▸ **ACTION ITEM**:
Your output must match the records below character for character.

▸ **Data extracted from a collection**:
------------------------------------------------
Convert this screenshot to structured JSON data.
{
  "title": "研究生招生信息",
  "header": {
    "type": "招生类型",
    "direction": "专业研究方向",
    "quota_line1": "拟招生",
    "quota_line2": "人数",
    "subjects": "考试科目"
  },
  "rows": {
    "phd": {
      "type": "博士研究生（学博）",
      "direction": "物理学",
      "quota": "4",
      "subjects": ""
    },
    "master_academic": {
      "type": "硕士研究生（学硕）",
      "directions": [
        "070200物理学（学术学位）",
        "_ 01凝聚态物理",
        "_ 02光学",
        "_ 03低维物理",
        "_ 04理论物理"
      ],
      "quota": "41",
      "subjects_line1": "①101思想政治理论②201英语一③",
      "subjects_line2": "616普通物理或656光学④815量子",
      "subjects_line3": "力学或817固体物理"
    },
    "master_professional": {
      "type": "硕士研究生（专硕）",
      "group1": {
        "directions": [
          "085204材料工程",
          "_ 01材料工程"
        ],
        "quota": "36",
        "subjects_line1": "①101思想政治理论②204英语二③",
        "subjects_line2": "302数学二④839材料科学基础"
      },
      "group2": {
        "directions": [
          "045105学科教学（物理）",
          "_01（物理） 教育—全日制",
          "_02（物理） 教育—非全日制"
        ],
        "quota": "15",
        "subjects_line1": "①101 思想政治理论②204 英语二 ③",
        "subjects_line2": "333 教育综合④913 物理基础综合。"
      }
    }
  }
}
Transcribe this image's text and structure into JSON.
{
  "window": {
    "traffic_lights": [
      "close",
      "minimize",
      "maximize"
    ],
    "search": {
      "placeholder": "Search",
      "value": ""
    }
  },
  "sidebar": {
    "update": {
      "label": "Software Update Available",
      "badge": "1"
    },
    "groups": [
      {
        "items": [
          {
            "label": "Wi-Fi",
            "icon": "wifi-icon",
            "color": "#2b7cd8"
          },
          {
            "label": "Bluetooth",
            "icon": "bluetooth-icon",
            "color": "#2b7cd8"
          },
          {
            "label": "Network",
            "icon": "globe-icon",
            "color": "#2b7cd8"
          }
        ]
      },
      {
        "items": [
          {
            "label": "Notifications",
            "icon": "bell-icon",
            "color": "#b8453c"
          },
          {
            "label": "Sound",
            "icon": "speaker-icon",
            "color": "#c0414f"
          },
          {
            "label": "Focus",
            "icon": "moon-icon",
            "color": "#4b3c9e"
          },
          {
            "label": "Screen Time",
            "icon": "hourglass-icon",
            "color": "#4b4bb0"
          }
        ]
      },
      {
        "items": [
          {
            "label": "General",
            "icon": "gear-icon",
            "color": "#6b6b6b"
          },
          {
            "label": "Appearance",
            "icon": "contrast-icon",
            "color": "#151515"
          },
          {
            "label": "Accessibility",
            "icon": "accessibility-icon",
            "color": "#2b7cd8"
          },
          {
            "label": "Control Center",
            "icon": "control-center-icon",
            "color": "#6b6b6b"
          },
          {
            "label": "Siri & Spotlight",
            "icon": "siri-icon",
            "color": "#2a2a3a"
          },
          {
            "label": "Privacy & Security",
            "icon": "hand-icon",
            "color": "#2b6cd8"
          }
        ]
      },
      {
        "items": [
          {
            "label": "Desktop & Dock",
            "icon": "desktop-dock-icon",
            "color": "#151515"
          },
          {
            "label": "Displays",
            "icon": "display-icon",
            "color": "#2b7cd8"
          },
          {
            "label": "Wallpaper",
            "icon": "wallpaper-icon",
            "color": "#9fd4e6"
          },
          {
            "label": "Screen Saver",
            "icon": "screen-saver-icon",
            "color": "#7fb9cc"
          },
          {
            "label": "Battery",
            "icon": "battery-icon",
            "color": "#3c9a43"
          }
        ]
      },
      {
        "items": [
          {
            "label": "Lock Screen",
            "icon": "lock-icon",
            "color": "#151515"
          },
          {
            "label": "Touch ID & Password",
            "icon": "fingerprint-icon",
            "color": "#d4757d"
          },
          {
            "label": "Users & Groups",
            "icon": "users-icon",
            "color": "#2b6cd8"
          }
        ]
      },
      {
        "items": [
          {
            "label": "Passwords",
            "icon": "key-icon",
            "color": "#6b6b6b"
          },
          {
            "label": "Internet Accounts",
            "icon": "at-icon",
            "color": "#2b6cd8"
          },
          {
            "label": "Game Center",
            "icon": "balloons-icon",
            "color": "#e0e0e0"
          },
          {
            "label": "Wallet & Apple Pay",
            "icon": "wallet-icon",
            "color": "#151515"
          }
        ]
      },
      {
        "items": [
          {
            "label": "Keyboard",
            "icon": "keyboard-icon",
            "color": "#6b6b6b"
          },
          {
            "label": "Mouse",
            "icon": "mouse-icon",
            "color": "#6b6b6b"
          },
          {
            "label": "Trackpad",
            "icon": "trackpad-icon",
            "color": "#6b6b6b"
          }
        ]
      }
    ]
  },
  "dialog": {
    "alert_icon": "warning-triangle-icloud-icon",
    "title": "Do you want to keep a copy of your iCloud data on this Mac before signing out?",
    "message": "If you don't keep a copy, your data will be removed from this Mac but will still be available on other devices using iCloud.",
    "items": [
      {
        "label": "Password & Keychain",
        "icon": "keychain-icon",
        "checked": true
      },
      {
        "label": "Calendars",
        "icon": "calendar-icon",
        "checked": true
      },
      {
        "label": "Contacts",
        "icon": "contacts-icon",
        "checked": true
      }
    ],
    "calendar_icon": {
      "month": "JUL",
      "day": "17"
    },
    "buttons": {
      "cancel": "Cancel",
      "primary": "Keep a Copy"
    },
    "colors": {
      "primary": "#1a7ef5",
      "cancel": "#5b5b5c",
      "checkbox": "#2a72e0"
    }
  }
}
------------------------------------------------
▸ **WRITTEN ANSWER**:
Convert this screenshot to structured JSON data.
{
  "title": "研究生招生信息",
  "header": {
    "type": "招生类型",
    "direction": "专业研究方向",
    "quota_line1": "拟招生",
    "quota_line2": "人数",
    "subjects": "考试科目"
  },
  "rows": {
    "phd": {
      "type": "博士研究生（学博）",
      "direction": "物理学",
      "quota": "4",
      "subjects": ""
    },
    "master_academic": {
      "type": "硕士研究生（学硕）",
      "directions": [
        "070200物理学（学术学位）",
        "_ 01凝聚态物理",
        "_ 02光学",
        "_ 03低维物理",
        "_ 04理论物理"
      ],
      "quota": "41",
      "subjects_line1": "①101思想政治理论②201英语一③",
      "subjects_line2": "616普通物理或656光学④815量子",
      "subjects_line3": "力学或817固体物理"
    },
    "master_professional": {
      "type": "硕士研究生（专硕）",
      "group1": {
        "directions": [
          "085204材料工程",
          "_ 01材料工程"
        ],
        "quota": "36",
        "subjects_line1": "①101思想政治理论②204英语二③",
        "subjects_line2": "302数学二④839材料科学基础"
      },
      "group2": {
        "directions": [
          "045105学科教学（物理）",
          "_01（物理） 教育—全日制",
          "_02（物理） 教育—非全日制"
        ],
        "quota": "15",
        "subjects_line1": "①101 思想政治理论②204 英语二 ③",
        "subjects_line2": "333 教育综合④913 物理基础综合。"
      }
    }
  }
}
Transcribe this image's text and structure into JSON.
{
  "window": {
    "traffic_lights": [
      "close",
      "minimize",
      "maximize"
    ],
    "search": {
      "placeholder": "Search",
      "value": ""
    }
  },
  "sidebar": {
    "update": {
      "label": "Software Update Available",
      "badge": "1"
    },
    "groups": [
      {
        "items": [
          {
            "label": "Wi-Fi",
            "icon": "wifi-icon",
            "color": "#2b7cd8"
          },
          {
            "label": "Bluetooth",
            "icon": "bluetooth-icon",
            "color": "#2b7cd8"
          },
          {
            "label": "Network",
            "icon": "globe-icon",
            "color": "#2b7cd8"
          }
        ]
      },
      {
        "items": [
          {
            "label": "Notifications",
            "icon": "bell-icon",
            "color": "#b8453c"
          },
          {
            "label": "Sound",
            "icon": "speaker-icon",
            "color": "#c0414f"
          },
          {
            "label": "Focus",
            "icon": "moon-icon",
            "color": "#4b3c9e"
          },
          {
            "label": "Screen Time",
            "icon": "hourglass-icon",
            "color": "#4b4bb0"
          }
        ]
      },
      {
        "items": [
          {
            "label": "General",
            "icon": "gear-icon",
            "color": "#6b6b6b"
          },
          {
            "label": "Appearance",
            "icon": "contrast-icon",
            "color": "#151515"
          },
          {
            "label": "Accessibility",
            "icon": "accessibility-icon",
            "color": "#2b7cd8"
          },
          {
            "label": "Control Center",
            "icon": "control-center-icon",
            "color": "#6b6b6b"
          },
          {
            "label": "Siri & Spotlight",
            "icon": "siri-icon",
            "color": "#2a2a3a"
          },
          {
            "label": "Privacy & Security",
            "icon": "hand-icon",
            "color": "#2b6cd8"
          }
        ]
      },
      {
        "items": [
          {
            "label": "Desktop & Dock",
            "icon": "desktop-dock-icon",
            "color": "#151515"
          },
          {
            "label": "Displays",
            "icon": "display-icon",
            "color": "#2b7cd8"
          },
          {
            "label": "Wallpaper",
            "icon": "wallpaper-icon",
            "color": "#9fd4e6"
          },
          {
            "label": "Screen Saver",
            "icon": "screen-saver-icon",
            "color": "#7fb9cc"
          },
          {
            "label": "Battery",
            "icon": "battery-icon",
            "color": "#3c9a43"
          }
        ]
      },
      {
        "items": [
          {
            "label": "Lock Screen",
            "icon": "lock-icon",
            "color": "#151515"
          },
          {
            "label": "Touch ID & Password",
            "icon": "fingerprint-icon",
            "color": "#d4757d"
          },
          {
            "label": "Users & Groups",
            "icon": "users-icon",
            "color": "#2b6cd8"
          }
        ]
      },
      {
        "items": [
          {
            "label": "Passwords",
            "icon": "key-icon",
            "color": "#6b6b6b"
          },
          {
            "label": "Internet Accounts",
            "icon": "at-icon",
            "color": "#2b6cd8"
          },
          {
            "label": "Game Center",
            "icon": "balloons-icon",
            "color": "#e0e0e0"
          },
          {
            "label": "Wallet & Apple Pay",
            "icon": "wallet-icon",
            "color": "#151515"
          }
        ]
      },
      {
        "items": [
          {
            "label": "Keyboard",
            "icon": "keyboard-icon",
            "color": "#6b6b6b"
          },
          {
            "label": "Mouse",
            "icon": "mouse-icon",
            "color": "#6b6b6b"
          },
          {
            "label": "Trackpad",
            "icon": "trackpad-icon",
            "color": "#6b6b6b"
          }
        ]
      }
    ]
  },
  "dialog": {
    "alert_icon": "warning-triangle-icloud-icon",
    "title": "Do you want to keep a copy of your iCloud data on this Mac before signing out?",
    "message": "If you don't keep a copy, your data will be removed from this Mac but will still be available on other devices using iCloud.",
    "items": [
      {
        "label": "Password & Keychain",
        "icon": "keychain-icon",
        "checked": true
      },
      {
        "label": "Calendars",
        "icon": "calendar-icon",
        "checked": true
      },
      {
        "label": "Contacts",
        "icon": "contacts-icon",
        "checked": true
      }
    ],
    "calendar_icon": {
      "month": "JUL",
      "day": "17"
    },
    "buttons": {
      "cancel": "Cancel",
      "primary": "Keep a Copy"
    },
    "colors": {
      "primary": "#1a7ef5",
      "cancel": "#5b5b5c",
      "checkbox": "#2a72e0"
    }
  }
}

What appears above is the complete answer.